◆ Problem requirements:
Compute how many lines below contain the word "Klassifisering" and respond with that number only.
[Materials provided — start]
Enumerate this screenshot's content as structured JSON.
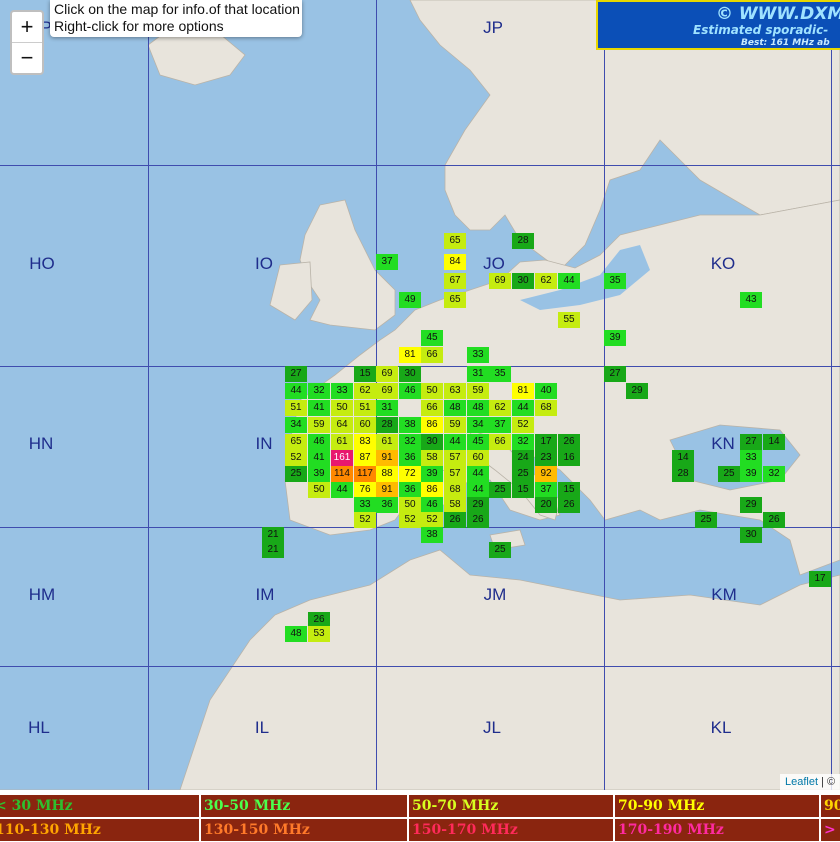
{
  "info_box": {
    "line1": "Click on the map for info.of that location",
    "line2": "Right-click for more options"
  },
  "zoom": {
    "in_label": "+",
    "out_label": "−"
  },
  "banner": {
    "line1": "© WWW.DXMA",
    "line2": "Estimated sporadic-",
    "line3": "Best: 161 MHz ab"
  },
  "attribution": {
    "link": "Leaflet",
    "rest": " | © "
  },
  "grid_labels": [
    "P",
    "JP",
    "HO",
    "IO",
    "JO",
    "KO",
    "HN",
    "IN",
    "JN",
    "KN",
    "HM",
    "IM",
    "JM",
    "KM",
    "HL",
    "IL",
    "JL",
    "KL"
  ],
  "cells": [
    {
      "v": "65",
      "c": "#c5ec10"
    },
    {
      "v": "28",
      "c": "#18a818"
    },
    {
      "v": "37",
      "c": "#22dd22"
    },
    {
      "v": "84",
      "c": "#ffff00"
    },
    {
      "v": "67",
      "c": "#c5ec10"
    },
    {
      "v": "69",
      "c": "#c5ec10"
    },
    {
      "v": "30",
      "c": "#18a818"
    },
    {
      "v": "62",
      "c": "#c5ec10"
    },
    {
      "v": "44",
      "c": "#22dd22"
    },
    {
      "v": "35",
      "c": "#22dd22"
    },
    {
      "v": "49",
      "c": "#22dd22"
    },
    {
      "v": "65",
      "c": "#c5ec10"
    },
    {
      "v": "43",
      "c": "#22dd22"
    },
    {
      "v": "55",
      "c": "#c5ec10"
    },
    {
      "v": "45",
      "c": "#22dd22"
    },
    {
      "v": "39",
      "c": "#22dd22"
    },
    {
      "v": "81",
      "c": "#ffff00"
    },
    {
      "v": "66",
      "c": "#c5ec10"
    },
    {
      "v": "33",
      "c": "#22dd22"
    },
    {
      "v": "27",
      "c": "#18a818"
    },
    {
      "v": "15",
      "c": "#18a818"
    },
    {
      "v": "69",
      "c": "#c5ec10"
    },
    {
      "v": "30",
      "c": "#18a818"
    },
    {
      "v": "31",
      "c": "#22dd22"
    },
    {
      "v": "35",
      "c": "#22dd22"
    },
    {
      "v": "27",
      "c": "#18a818"
    },
    {
      "v": "44",
      "c": "#22dd22"
    },
    {
      "v": "32",
      "c": "#22dd22"
    },
    {
      "v": "33",
      "c": "#22dd22"
    },
    {
      "v": "62",
      "c": "#c5ec10"
    },
    {
      "v": "69",
      "c": "#c5ec10"
    },
    {
      "v": "46",
      "c": "#22dd22"
    },
    {
      "v": "50",
      "c": "#c5ec10"
    },
    {
      "v": "63",
      "c": "#c5ec10"
    },
    {
      "v": "59",
      "c": "#c5ec10"
    },
    {
      "v": "81",
      "c": "#ffff00"
    },
    {
      "v": "40",
      "c": "#22dd22"
    },
    {
      "v": "29",
      "c": "#18a818"
    },
    {
      "v": "51",
      "c": "#c5ec10"
    },
    {
      "v": "41",
      "c": "#22dd22"
    },
    {
      "v": "50",
      "c": "#c5ec10"
    },
    {
      "v": "51",
      "c": "#c5ec10"
    },
    {
      "v": "31",
      "c": "#22dd22"
    },
    {
      "v": "66",
      "c": "#c5ec10"
    },
    {
      "v": "48",
      "c": "#22dd22"
    },
    {
      "v": "48",
      "c": "#22dd22"
    },
    {
      "v": "62",
      "c": "#c5ec10"
    },
    {
      "v": "44",
      "c": "#22dd22"
    },
    {
      "v": "68",
      "c": "#c5ec10"
    },
    {
      "v": "34",
      "c": "#22dd22"
    },
    {
      "v": "59",
      "c": "#c5ec10"
    },
    {
      "v": "64",
      "c": "#c5ec10"
    },
    {
      "v": "60",
      "c": "#c5ec10"
    },
    {
      "v": "28",
      "c": "#18a818"
    },
    {
      "v": "38",
      "c": "#22dd22"
    },
    {
      "v": "86",
      "c": "#ffff00"
    },
    {
      "v": "59",
      "c": "#c5ec10"
    },
    {
      "v": "34",
      "c": "#22dd22"
    },
    {
      "v": "37",
      "c": "#22dd22"
    },
    {
      "v": "52",
      "c": "#c5ec10"
    },
    {
      "v": "65",
      "c": "#c5ec10"
    },
    {
      "v": "46",
      "c": "#22dd22"
    },
    {
      "v": "61",
      "c": "#c5ec10"
    },
    {
      "v": "83",
      "c": "#ffff00"
    },
    {
      "v": "61",
      "c": "#c5ec10"
    },
    {
      "v": "32",
      "c": "#22dd22"
    },
    {
      "v": "30",
      "c": "#18a818"
    },
    {
      "v": "44",
      "c": "#22dd22"
    },
    {
      "v": "45",
      "c": "#22dd22"
    },
    {
      "v": "66",
      "c": "#c5ec10"
    },
    {
      "v": "32",
      "c": "#22dd22"
    },
    {
      "v": "17",
      "c": "#18a818"
    },
    {
      "v": "26",
      "c": "#18a818"
    },
    {
      "v": "27",
      "c": "#18a818"
    },
    {
      "v": "14",
      "c": "#18a818"
    },
    {
      "v": "52",
      "c": "#c5ec10"
    },
    {
      "v": "41",
      "c": "#22dd22"
    },
    {
      "v": "161",
      "c": "#e8186e"
    },
    {
      "v": "87",
      "c": "#ffff00"
    },
    {
      "v": "91",
      "c": "#ffbb00"
    },
    {
      "v": "36",
      "c": "#22dd22"
    },
    {
      "v": "58",
      "c": "#c5ec10"
    },
    {
      "v": "57",
      "c": "#c5ec10"
    },
    {
      "v": "60",
      "c": "#c5ec10"
    },
    {
      "v": "24",
      "c": "#18a818"
    },
    {
      "v": "23",
      "c": "#18a818"
    },
    {
      "v": "16",
      "c": "#18a818"
    },
    {
      "v": "14",
      "c": "#18a818"
    },
    {
      "v": "33",
      "c": "#22dd22"
    },
    {
      "v": "25",
      "c": "#18a818"
    },
    {
      "v": "39",
      "c": "#22dd22"
    },
    {
      "v": "114",
      "c": "#ff8800"
    },
    {
      "v": "117",
      "c": "#ff8800"
    },
    {
      "v": "88",
      "c": "#ffff00"
    },
    {
      "v": "72",
      "c": "#ffff00"
    },
    {
      "v": "39",
      "c": "#22dd22"
    },
    {
      "v": "57",
      "c": "#c5ec10"
    },
    {
      "v": "44",
      "c": "#22dd22"
    },
    {
      "v": "25",
      "c": "#18a818"
    },
    {
      "v": "92",
      "c": "#ffbb00"
    },
    {
      "v": "28",
      "c": "#18a818"
    },
    {
      "v": "25",
      "c": "#18a818"
    },
    {
      "v": "39",
      "c": "#22dd22"
    },
    {
      "v": "32",
      "c": "#22dd22"
    },
    {
      "v": "50",
      "c": "#c5ec10"
    },
    {
      "v": "44",
      "c": "#22dd22"
    },
    {
      "v": "76",
      "c": "#ffff00"
    },
    {
      "v": "91",
      "c": "#ffbb00"
    },
    {
      "v": "36",
      "c": "#22dd22"
    },
    {
      "v": "86",
      "c": "#ffff00"
    },
    {
      "v": "68",
      "c": "#c5ec10"
    },
    {
      "v": "44",
      "c": "#22dd22"
    },
    {
      "v": "25",
      "c": "#18a818"
    },
    {
      "v": "15",
      "c": "#18a818"
    },
    {
      "v": "37",
      "c": "#22dd22"
    },
    {
      "v": "15",
      "c": "#18a818"
    },
    {
      "v": "33",
      "c": "#22dd22"
    },
    {
      "v": "36",
      "c": "#22dd22"
    },
    {
      "v": "50",
      "c": "#c5ec10"
    },
    {
      "v": "46",
      "c": "#22dd22"
    },
    {
      "v": "58",
      "c": "#c5ec10"
    },
    {
      "v": "29",
      "c": "#18a818"
    },
    {
      "v": "20",
      "c": "#18a818"
    },
    {
      "v": "26",
      "c": "#18a818"
    },
    {
      "v": "29",
      "c": "#18a818"
    },
    {
      "v": "52",
      "c": "#c5ec10"
    },
    {
      "v": "52",
      "c": "#c5ec10"
    },
    {
      "v": "52",
      "c": "#c5ec10"
    },
    {
      "v": "26",
      "c": "#18a818"
    },
    {
      "v": "26",
      "c": "#18a818"
    },
    {
      "v": "25",
      "c": "#18a818"
    },
    {
      "v": "26",
      "c": "#18a818"
    },
    {
      "v": "21",
      "c": "#18a818"
    },
    {
      "v": "38",
      "c": "#22dd22"
    },
    {
      "v": "30",
      "c": "#18a818"
    },
    {
      "v": "21",
      "c": "#18a818"
    },
    {
      "v": "25",
      "c": "#18a818"
    },
    {
      "v": "17",
      "c": "#18a818"
    },
    {
      "v": "26",
      "c": "#18a818"
    },
    {
      "v": "48",
      "c": "#22dd22"
    },
    {
      "v": "53",
      "c": "#c5ec10"
    }
  ],
  "legend": [
    {
      "label": "< 30 MHz",
      "color": "#2ec02e"
    },
    {
      "label": "30-50 MHz",
      "color": "#4cff4c"
    },
    {
      "label": "50-70 MHz",
      "color": "#d8ff20"
    },
    {
      "label": "70-90 MHz",
      "color": "#ffff00"
    },
    {
      "label": "90",
      "color": "#ffd400"
    },
    {
      "label": "110-130 MHz",
      "color": "#ffa500"
    },
    {
      "label": "130-150 MHz",
      "color": "#ff7a2a"
    },
    {
      "label": "150-170 MHz",
      "color": "#ff2a5a"
    },
    {
      "label": "170-190 MHz",
      "color": "#ff2aa0"
    },
    {
      "label": ">",
      "color": "#ff33cc"
    }
  ]
}
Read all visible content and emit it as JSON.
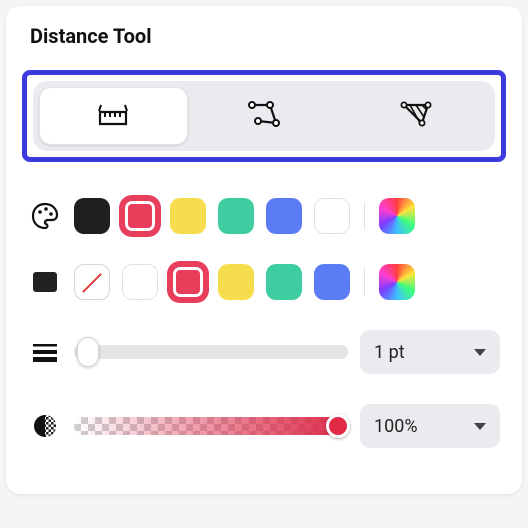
{
  "title": "Distance Tool",
  "modes": [
    {
      "name": "distance",
      "active": true
    },
    {
      "name": "perimeter",
      "active": false
    },
    {
      "name": "area",
      "active": false
    }
  ],
  "outline": {
    "swatches": [
      {
        "name": "black",
        "hex": "#1f1f1f",
        "selected": false
      },
      {
        "name": "red",
        "hex": "#E83D5B",
        "selected": true
      },
      {
        "name": "yellow",
        "hex": "#F6DD4E",
        "selected": false
      },
      {
        "name": "teal",
        "hex": "#3ECCA1",
        "selected": false
      },
      {
        "name": "blue",
        "hex": "#5A7CF4",
        "selected": false
      },
      {
        "name": "white",
        "hex": "#FFFFFF",
        "selected": false
      }
    ]
  },
  "fill": {
    "swatches": [
      {
        "name": "none",
        "hex": null,
        "selected": false
      },
      {
        "name": "white",
        "hex": "#FFFFFF",
        "selected": false
      },
      {
        "name": "red",
        "hex": "#E83D5B",
        "selected": true
      },
      {
        "name": "yellow",
        "hex": "#F6DD4E",
        "selected": false
      },
      {
        "name": "teal",
        "hex": "#3ECCA1",
        "selected": false
      },
      {
        "name": "blue",
        "hex": "#5A7CF4",
        "selected": false
      }
    ]
  },
  "lineWidth": {
    "label": "1 pt",
    "sliderPercent": 5
  },
  "opacity": {
    "label": "100%",
    "sliderPercent": 100
  }
}
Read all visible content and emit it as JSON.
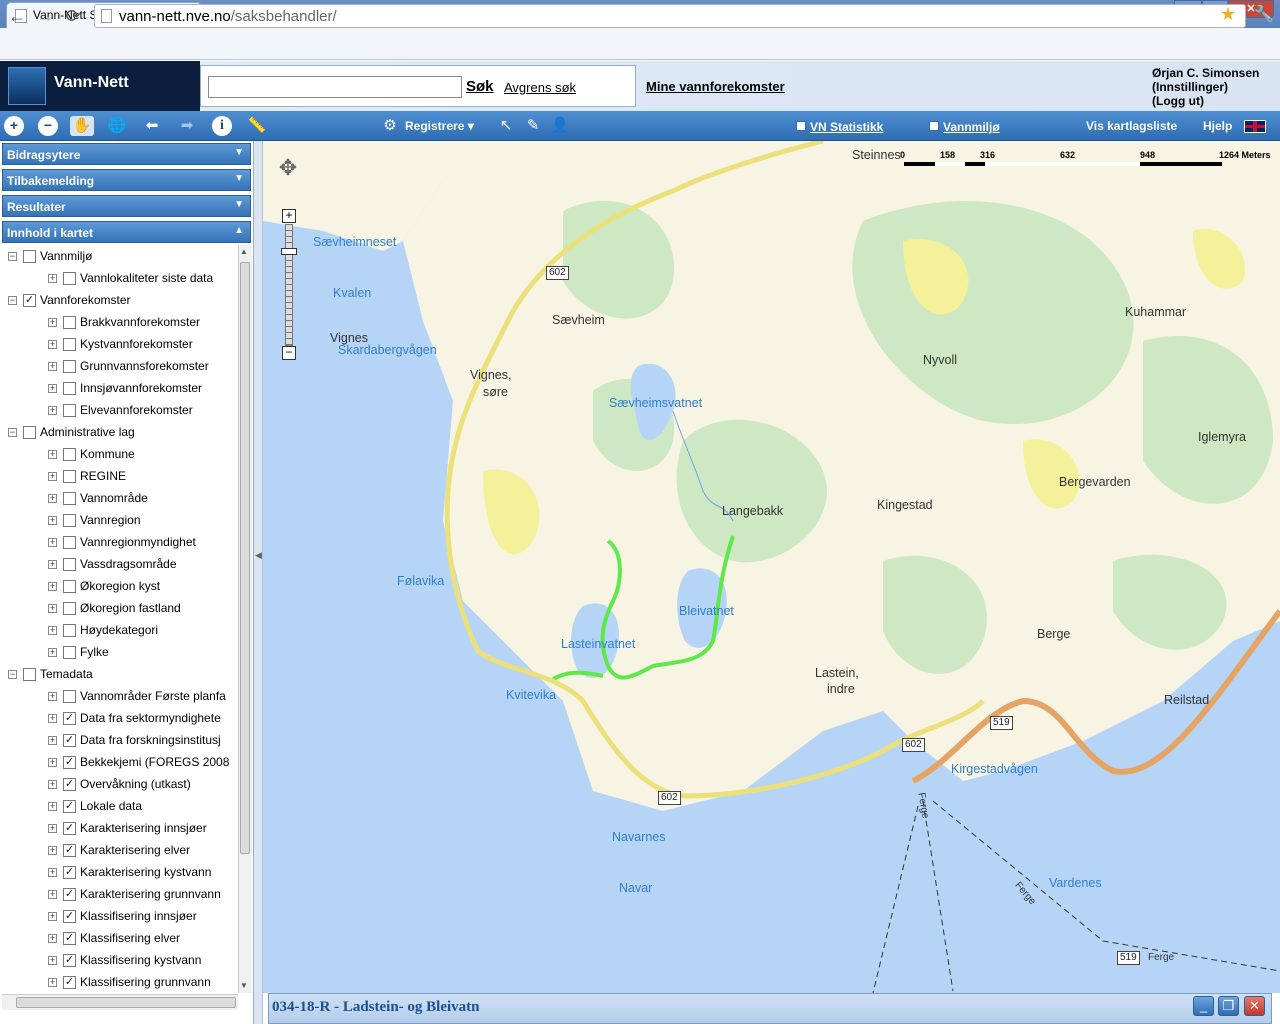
{
  "browser": {
    "tab_title": "Vann-Nett Saksbehandler",
    "tab_close": "×",
    "url_host": "vann-nett.nve.no",
    "url_path": "/saksbehandler/",
    "win_min": "–",
    "win_max": "▭",
    "win_close": "✕"
  },
  "header": {
    "logo_text": "Vann-Nett",
    "search_placeholder": "",
    "search_button": "Søk",
    "refine_link": "Avgrens søk",
    "mine_link": "Mine vannforekomster",
    "user_name": "Ørjan C. Simonsen",
    "user_settings": "(Innstillinger)",
    "user_logout": "(Logg ut)"
  },
  "toolbar": {
    "registrere": "Registrere",
    "vn_statistikk": "VN Statistikk",
    "vannmiljo": "Vannmiljø",
    "vis_kartlagsliste": "Vis kartlagsliste",
    "hjelp": "Hjelp"
  },
  "sidebar": {
    "panels": [
      "Bidragsytere",
      "Tilbakemelding",
      "Resultater",
      "Innhold i kartet"
    ],
    "tree": [
      {
        "label": "Vannmiljø",
        "level": 0,
        "checked": false
      },
      {
        "label": "Vannlokaliteter siste data",
        "level": 1,
        "checked": false
      },
      {
        "label": "Vannforekomster",
        "level": 0,
        "checked": true
      },
      {
        "label": "Brakkvannforekomster",
        "level": 1,
        "checked": false
      },
      {
        "label": "Kystvannforekomster",
        "level": 1,
        "checked": false
      },
      {
        "label": "Grunnvannsforekomster",
        "level": 1,
        "checked": false
      },
      {
        "label": "Innsjøvannforekomster",
        "level": 1,
        "checked": false
      },
      {
        "label": "Elvevannforekomster",
        "level": 1,
        "checked": false
      },
      {
        "label": "Administrative lag",
        "level": 0,
        "checked": false
      },
      {
        "label": "Kommune",
        "level": 1,
        "checked": false
      },
      {
        "label": "REGINE",
        "level": 1,
        "checked": false
      },
      {
        "label": "Vannområde",
        "level": 1,
        "checked": false
      },
      {
        "label": "Vannregion",
        "level": 1,
        "checked": false
      },
      {
        "label": "Vannregionmyndighet",
        "level": 1,
        "checked": false
      },
      {
        "label": "Vassdragsområde",
        "level": 1,
        "checked": false
      },
      {
        "label": "Økoregion kyst",
        "level": 1,
        "checked": false
      },
      {
        "label": "Økoregion fastland",
        "level": 1,
        "checked": false
      },
      {
        "label": "Høydekategori",
        "level": 1,
        "checked": false
      },
      {
        "label": "Fylke",
        "level": 1,
        "checked": false
      },
      {
        "label": "Temadata",
        "level": 0,
        "checked": false
      },
      {
        "label": "Vannområder Første planfa",
        "level": 1,
        "checked": false
      },
      {
        "label": "Data fra sektormyndighete",
        "level": 1,
        "checked": true
      },
      {
        "label": "Data fra forskningsinstitusj",
        "level": 1,
        "checked": true
      },
      {
        "label": "Bekkekjemi (FOREGS 2008",
        "level": 1,
        "checked": true
      },
      {
        "label": "Overvåkning (utkast)",
        "level": 1,
        "checked": true
      },
      {
        "label": "Lokale data",
        "level": 1,
        "checked": true
      },
      {
        "label": "Karakterisering innsjøer",
        "level": 1,
        "checked": true
      },
      {
        "label": "Karakterisering elver",
        "level": 1,
        "checked": true
      },
      {
        "label": "Karakterisering kystvann",
        "level": 1,
        "checked": true
      },
      {
        "label": "Karakterisering grunnvann",
        "level": 1,
        "checked": true
      },
      {
        "label": "Klassifisering innsjøer",
        "level": 1,
        "checked": true
      },
      {
        "label": "Klassifisering elver",
        "level": 1,
        "checked": true
      },
      {
        "label": "Klassifisering kystvann",
        "level": 1,
        "checked": true
      },
      {
        "label": "Klassifisering grunnvann",
        "level": 1,
        "checked": true
      }
    ]
  },
  "map": {
    "scale_labels": [
      "0",
      "158",
      "316",
      "632",
      "948",
      "1264 Meters"
    ],
    "places": [
      {
        "name": "Steinnes",
        "type": "land"
      },
      {
        "name": "Sævheimneset",
        "type": "water"
      },
      {
        "name": "Kvalen",
        "type": "water"
      },
      {
        "name": "Vignes",
        "type": "land"
      },
      {
        "name": "Skardabergvågen",
        "type": "water"
      },
      {
        "name": "Sævheim",
        "type": "land"
      },
      {
        "name": "Vignes,",
        "type": "land"
      },
      {
        "name": "søre",
        "type": "land"
      },
      {
        "name": "Sævheimsvatnet",
        "type": "water"
      },
      {
        "name": "Kuhammar",
        "type": "land"
      },
      {
        "name": "Nyvoll",
        "type": "land"
      },
      {
        "name": "Iglemyra",
        "type": "land"
      },
      {
        "name": "Bergevarden",
        "type": "land"
      },
      {
        "name": "Kingestad",
        "type": "land"
      },
      {
        "name": "Langebakk",
        "type": "land"
      },
      {
        "name": "Følavika",
        "type": "water"
      },
      {
        "name": "Bleivatnet",
        "type": "water"
      },
      {
        "name": "Lasteinvatnet",
        "type": "water"
      },
      {
        "name": "Berge",
        "type": "land"
      },
      {
        "name": "Lastein,",
        "type": "land"
      },
      {
        "name": "indre",
        "type": "land"
      },
      {
        "name": "Reilstad",
        "type": "land"
      },
      {
        "name": "Kvitevika",
        "type": "water"
      },
      {
        "name": "Kirgestadvågen",
        "type": "water"
      },
      {
        "name": "Navarnes",
        "type": "water"
      },
      {
        "name": "Navar",
        "type": "water"
      },
      {
        "name": "Vardenes",
        "type": "water"
      },
      {
        "name": "Ferge",
        "type": "land"
      },
      {
        "name": "Ferge",
        "type": "land"
      },
      {
        "name": "Ferge",
        "type": "land"
      }
    ],
    "roads": [
      "602",
      "602",
      "602",
      "519",
      "519"
    ]
  },
  "info_panel": {
    "title": "034-18-R - Ladstein- og Bleivatn"
  }
}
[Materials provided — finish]
◆ Reply to the task:
4